> **Activity**
Word for word, copy out the records given below.
[[ Dataset records, beginning ]]
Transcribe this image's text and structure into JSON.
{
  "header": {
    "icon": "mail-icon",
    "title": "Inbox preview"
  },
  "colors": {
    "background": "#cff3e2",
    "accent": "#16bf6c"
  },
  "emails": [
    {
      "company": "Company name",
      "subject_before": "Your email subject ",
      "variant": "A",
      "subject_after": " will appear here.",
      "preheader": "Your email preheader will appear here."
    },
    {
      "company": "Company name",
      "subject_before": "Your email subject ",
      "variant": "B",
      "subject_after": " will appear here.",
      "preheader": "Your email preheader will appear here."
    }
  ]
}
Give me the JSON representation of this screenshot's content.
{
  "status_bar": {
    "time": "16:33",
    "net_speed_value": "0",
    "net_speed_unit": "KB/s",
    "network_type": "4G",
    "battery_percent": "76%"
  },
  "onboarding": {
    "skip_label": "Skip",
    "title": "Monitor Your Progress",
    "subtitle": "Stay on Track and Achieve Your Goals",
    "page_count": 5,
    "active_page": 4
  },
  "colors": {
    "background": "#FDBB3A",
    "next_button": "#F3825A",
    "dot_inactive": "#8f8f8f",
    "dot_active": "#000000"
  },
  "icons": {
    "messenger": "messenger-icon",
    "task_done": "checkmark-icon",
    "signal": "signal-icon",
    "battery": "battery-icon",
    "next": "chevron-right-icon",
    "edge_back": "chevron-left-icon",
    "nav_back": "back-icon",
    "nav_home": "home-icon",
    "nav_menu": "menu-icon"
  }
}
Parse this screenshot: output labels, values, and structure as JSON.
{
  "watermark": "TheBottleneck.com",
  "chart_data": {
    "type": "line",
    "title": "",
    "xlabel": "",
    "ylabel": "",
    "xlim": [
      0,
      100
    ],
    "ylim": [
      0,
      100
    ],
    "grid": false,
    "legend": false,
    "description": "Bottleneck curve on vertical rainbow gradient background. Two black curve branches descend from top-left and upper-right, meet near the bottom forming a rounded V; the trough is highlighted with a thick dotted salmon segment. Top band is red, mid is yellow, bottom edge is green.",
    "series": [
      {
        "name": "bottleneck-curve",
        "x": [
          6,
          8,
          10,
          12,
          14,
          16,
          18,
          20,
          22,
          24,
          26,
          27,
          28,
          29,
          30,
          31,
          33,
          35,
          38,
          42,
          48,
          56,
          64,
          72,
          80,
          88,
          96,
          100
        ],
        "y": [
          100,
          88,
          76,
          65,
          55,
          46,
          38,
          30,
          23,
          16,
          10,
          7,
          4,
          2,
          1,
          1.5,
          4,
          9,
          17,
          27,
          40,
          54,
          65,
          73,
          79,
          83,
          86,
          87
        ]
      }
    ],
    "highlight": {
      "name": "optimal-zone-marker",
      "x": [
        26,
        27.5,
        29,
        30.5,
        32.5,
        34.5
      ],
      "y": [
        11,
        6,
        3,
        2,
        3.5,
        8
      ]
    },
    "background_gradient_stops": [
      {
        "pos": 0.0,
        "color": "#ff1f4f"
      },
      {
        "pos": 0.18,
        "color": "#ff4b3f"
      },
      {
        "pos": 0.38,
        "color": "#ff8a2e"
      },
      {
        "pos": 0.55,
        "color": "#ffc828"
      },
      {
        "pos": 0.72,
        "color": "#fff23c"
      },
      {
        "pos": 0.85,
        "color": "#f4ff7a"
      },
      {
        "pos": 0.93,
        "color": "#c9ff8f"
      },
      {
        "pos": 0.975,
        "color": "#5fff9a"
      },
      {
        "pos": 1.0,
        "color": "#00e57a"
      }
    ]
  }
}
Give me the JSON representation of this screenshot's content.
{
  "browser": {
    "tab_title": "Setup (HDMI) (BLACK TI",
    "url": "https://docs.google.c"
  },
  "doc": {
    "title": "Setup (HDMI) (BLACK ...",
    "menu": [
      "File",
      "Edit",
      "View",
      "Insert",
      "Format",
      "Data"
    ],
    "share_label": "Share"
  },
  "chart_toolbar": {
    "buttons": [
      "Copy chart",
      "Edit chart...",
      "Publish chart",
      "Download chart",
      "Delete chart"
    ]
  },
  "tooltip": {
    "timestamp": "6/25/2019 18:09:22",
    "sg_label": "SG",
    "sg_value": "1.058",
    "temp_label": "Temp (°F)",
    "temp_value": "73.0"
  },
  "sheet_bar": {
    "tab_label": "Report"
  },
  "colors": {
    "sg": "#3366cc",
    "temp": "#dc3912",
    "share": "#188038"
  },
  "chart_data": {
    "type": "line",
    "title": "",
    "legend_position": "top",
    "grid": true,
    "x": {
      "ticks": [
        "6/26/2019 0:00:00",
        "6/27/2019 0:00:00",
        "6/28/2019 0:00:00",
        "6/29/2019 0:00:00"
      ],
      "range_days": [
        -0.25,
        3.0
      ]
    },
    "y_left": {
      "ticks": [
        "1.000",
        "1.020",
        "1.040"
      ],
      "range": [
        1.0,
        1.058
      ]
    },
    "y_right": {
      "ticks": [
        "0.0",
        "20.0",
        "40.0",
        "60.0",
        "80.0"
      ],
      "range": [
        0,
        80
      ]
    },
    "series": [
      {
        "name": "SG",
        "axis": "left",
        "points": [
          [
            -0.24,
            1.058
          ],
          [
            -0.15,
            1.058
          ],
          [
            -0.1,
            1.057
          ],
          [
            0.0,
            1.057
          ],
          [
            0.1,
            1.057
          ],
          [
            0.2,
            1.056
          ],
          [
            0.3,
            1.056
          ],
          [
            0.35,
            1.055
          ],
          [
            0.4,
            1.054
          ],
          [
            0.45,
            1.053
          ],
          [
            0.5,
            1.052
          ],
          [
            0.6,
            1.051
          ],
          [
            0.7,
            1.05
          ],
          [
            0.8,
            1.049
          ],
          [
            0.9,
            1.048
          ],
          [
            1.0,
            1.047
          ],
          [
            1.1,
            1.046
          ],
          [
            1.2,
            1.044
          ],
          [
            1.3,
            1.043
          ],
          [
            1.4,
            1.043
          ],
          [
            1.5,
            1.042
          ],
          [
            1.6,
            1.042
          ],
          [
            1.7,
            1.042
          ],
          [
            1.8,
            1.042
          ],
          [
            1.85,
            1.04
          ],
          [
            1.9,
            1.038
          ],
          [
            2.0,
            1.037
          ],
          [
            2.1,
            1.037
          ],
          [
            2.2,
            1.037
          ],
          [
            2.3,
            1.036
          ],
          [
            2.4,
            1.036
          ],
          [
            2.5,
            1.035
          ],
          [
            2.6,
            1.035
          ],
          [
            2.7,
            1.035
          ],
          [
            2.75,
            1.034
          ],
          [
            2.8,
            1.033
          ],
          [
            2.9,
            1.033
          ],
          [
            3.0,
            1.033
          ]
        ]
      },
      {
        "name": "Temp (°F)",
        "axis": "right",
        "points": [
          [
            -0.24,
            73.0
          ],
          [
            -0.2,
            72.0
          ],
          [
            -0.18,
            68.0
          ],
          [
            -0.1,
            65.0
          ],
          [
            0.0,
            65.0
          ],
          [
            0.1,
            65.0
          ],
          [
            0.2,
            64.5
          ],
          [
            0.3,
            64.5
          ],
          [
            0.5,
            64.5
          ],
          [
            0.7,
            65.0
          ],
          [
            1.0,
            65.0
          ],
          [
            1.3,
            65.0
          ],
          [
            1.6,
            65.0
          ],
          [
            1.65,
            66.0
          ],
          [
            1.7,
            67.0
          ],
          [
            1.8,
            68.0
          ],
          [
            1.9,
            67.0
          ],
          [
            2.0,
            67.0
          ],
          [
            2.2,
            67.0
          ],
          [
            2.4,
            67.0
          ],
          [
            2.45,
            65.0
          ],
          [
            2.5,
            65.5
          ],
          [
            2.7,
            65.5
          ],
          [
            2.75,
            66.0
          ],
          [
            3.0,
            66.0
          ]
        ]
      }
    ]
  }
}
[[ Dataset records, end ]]
> **Result below**
Transcribe this image's text and structure into JSON.
{
  "header": {
    "icon": "mail-icon",
    "title": "Inbox preview"
  },
  "colors": {
    "background": "#cff3e2",
    "accent": "#16bf6c"
  },
  "emails": [
    {
      "company": "Company name",
      "subject_before": "Your email subject ",
      "variant": "A",
      "subject_after": " will appear here.",
      "preheader": "Your email preheader will appear here."
    },
    {
      "company": "Company name",
      "subject_before": "Your email subject ",
      "variant": "B",
      "subject_after": " will appear here.",
      "preheader": "Your email preheader will appear here."
    }
  ]
}
Give me the JSON representation of this screenshot's content.
{
  "status_bar": {
    "time": "16:33",
    "net_speed_value": "0",
    "net_speed_unit": "KB/s",
    "network_type": "4G",
    "battery_percent": "76%"
  },
  "onboarding": {
    "skip_label": "Skip",
    "title": "Monitor Your Progress",
    "subtitle": "Stay on Track and Achieve Your Goals",
    "page_count": 5,
    "active_page": 4
  },
  "colors": {
    "background": "#FDBB3A",
    "next_button": "#F3825A",
    "dot_inactive": "#8f8f8f",
    "dot_active": "#000000"
  },
  "icons": {
    "messenger": "messenger-icon",
    "task_done": "checkmark-icon",
    "signal": "signal-icon",
    "battery": "battery-icon",
    "next": "chevron-right-icon",
    "edge_back": "chevron-left-icon",
    "nav_back": "back-icon",
    "nav_home": "home-icon",
    "nav_menu": "menu-icon"
  }
}
Parse this screenshot: output labels, values, and structure as JSON.
{
  "watermark": "TheBottleneck.com",
  "chart_data": {
    "type": "line",
    "title": "",
    "xlabel": "",
    "ylabel": "",
    "xlim": [
      0,
      100
    ],
    "ylim": [
      0,
      100
    ],
    "grid": false,
    "legend": false,
    "description": "Bottleneck curve on vertical rainbow gradient background. Two black curve branches descend from top-left and upper-right, meet near the bottom forming a rounded V; the trough is highlighted with a thick dotted salmon segment. Top band is red, mid is yellow, bottom edge is green.",
    "series": [
      {
        "name": "bottleneck-curve",
        "x": [
          6,
          8,
          10,
          12,
          14,
          16,
          18,
          20,
          22,
          24,
          26,
          27,
          28,
          29,
          30,
          31,
          33,
          35,
          38,
          42,
          48,
          56,
          64,
          72,
          80,
          88,
          96,
          100
        ],
        "y": [
          100,
          88,
          76,
          65,
          55,
          46,
          38,
          30,
          23,
          16,
          10,
          7,
          4,
          2,
          1,
          1.5,
          4,
          9,
          17,
          27,
          40,
          54,
          65,
          73,
          79,
          83,
          86,
          87
        ]
      }
    ],
    "highlight": {
      "name": "optimal-zone-marker",
      "x": [
        26,
        27.5,
        29,
        30.5,
        32.5,
        34.5
      ],
      "y": [
        11,
        6,
        3,
        2,
        3.5,
        8
      ]
    },
    "background_gradient_stops": [
      {
        "pos": 0.0,
        "color": "#ff1f4f"
      },
      {
        "pos": 0.18,
        "color": "#ff4b3f"
      },
      {
        "pos": 0.38,
        "color": "#ff8a2e"
      },
      {
        "pos": 0.55,
        "color": "#ffc828"
      },
      {
        "pos": 0.72,
        "color": "#fff23c"
      },
      {
        "pos": 0.85,
        "color": "#f4ff7a"
      },
      {
        "pos": 0.93,
        "color": "#c9ff8f"
      },
      {
        "pos": 0.975,
        "color": "#5fff9a"
      },
      {
        "pos": 1.0,
        "color": "#00e57a"
      }
    ]
  }
}
Give me the JSON representation of this screenshot's content.
{
  "browser": {
    "tab_title": "Setup (HDMI) (BLACK TI",
    "url": "https://docs.google.c"
  },
  "doc": {
    "title": "Setup (HDMI) (BLACK ...",
    "menu": [
      "File",
      "Edit",
      "View",
      "Insert",
      "Format",
      "Data"
    ],
    "share_label": "Share"
  },
  "chart_toolbar": {
    "buttons": [
      "Copy chart",
      "Edit chart...",
      "Publish chart",
      "Download chart",
      "Delete chart"
    ]
  },
  "tooltip": {
    "timestamp": "6/25/2019 18:09:22",
    "sg_label": "SG",
    "sg_value": "1.058",
    "temp_label": "Temp (°F)",
    "temp_value": "73.0"
  },
  "sheet_bar": {
    "tab_label": "Report"
  },
  "colors": {
    "sg": "#3366cc",
    "temp": "#dc3912",
    "share": "#188038"
  },
  "chart_data": {
    "type": "line",
    "title": "",
    "legend_position": "top",
    "grid": true,
    "x": {
      "ticks": [
        "6/26/2019 0:00:00",
        "6/27/2019 0:00:00",
        "6/28/2019 0:00:00",
        "6/29/2019 0:00:00"
      ],
      "range_days": [
        -0.25,
        3.0
      ]
    },
    "y_left": {
      "ticks": [
        "1.000",
        "1.020",
        "1.040"
      ],
      "range": [
        1.0,
        1.058
      ]
    },
    "y_right": {
      "ticks": [
        "0.0",
        "20.0",
        "40.0",
        "60.0",
        "80.0"
      ],
      "range": [
        0,
        80
      ]
    },
    "series": [
      {
        "name": "SG",
        "axis": "left",
        "points": [
          [
            -0.24,
            1.058
          ],
          [
            -0.15,
            1.058
          ],
          [
            -0.1,
            1.057
          ],
          [
            0.0,
            1.057
          ],
          [
            0.1,
            1.057
          ],
          [
            0.2,
            1.056
          ],
          [
            0.3,
            1.056
          ],
          [
            0.35,
            1.055
          ],
          [
            0.4,
            1.054
          ],
          [
            0.45,
            1.053
          ],
          [
            0.5,
            1.052
          ],
          [
            0.6,
            1.051
          ],
          [
            0.7,
            1.05
          ],
          [
            0.8,
            1.049
          ],
          [
            0.9,
            1.048
          ],
          [
            1.0,
            1.047
          ],
          [
            1.1,
            1.046
          ],
          [
            1.2,
            1.044
          ],
          [
            1.3,
            1.043
          ],
          [
            1.4,
            1.043
          ],
          [
            1.5,
            1.042
          ],
          [
            1.6,
            1.042
          ],
          [
            1.7,
            1.042
          ],
          [
            1.8,
            1.042
          ],
          [
            1.85,
            1.04
          ],
          [
            1.9,
            1.038
          ],
          [
            2.0,
            1.037
          ],
          [
            2.1,
            1.037
          ],
          [
            2.2,
            1.037
          ],
          [
            2.3,
            1.036
          ],
          [
            2.4,
            1.036
          ],
          [
            2.5,
            1.035
          ],
          [
            2.6,
            1.035
          ],
          [
            2.7,
            1.035
          ],
          [
            2.75,
            1.034
          ],
          [
            2.8,
            1.033
          ],
          [
            2.9,
            1.033
          ],
          [
            3.0,
            1.033
          ]
        ]
      },
      {
        "name": "Temp (°F)",
        "axis": "right",
        "points": [
          [
            -0.24,
            73.0
          ],
          [
            -0.2,
            72.0
          ],
          [
            -0.18,
            68.0
          ],
          [
            -0.1,
            65.0
          ],
          [
            0.0,
            65.0
          ],
          [
            0.1,
            65.0
          ],
          [
            0.2,
            64.5
          ],
          [
            0.3,
            64.5
          ],
          [
            0.5,
            64.5
          ],
          [
            0.7,
            65.0
          ],
          [
            1.0,
            65.0
          ],
          [
            1.3,
            65.0
          ],
          [
            1.6,
            65.0
          ],
          [
            1.65,
            66.0
          ],
          [
            1.7,
            67.0
          ],
          [
            1.8,
            68.0
          ],
          [
            1.9,
            67.0
          ],
          [
            2.0,
            67.0
          ],
          [
            2.2,
            67.0
          ],
          [
            2.4,
            67.0
          ],
          [
            2.45,
            65.0
          ],
          [
            2.5,
            65.5
          ],
          [
            2.7,
            65.5
          ],
          [
            2.75,
            66.0
          ],
          [
            3.0,
            66.0
          ]
        ]
      }
    ]
  }
}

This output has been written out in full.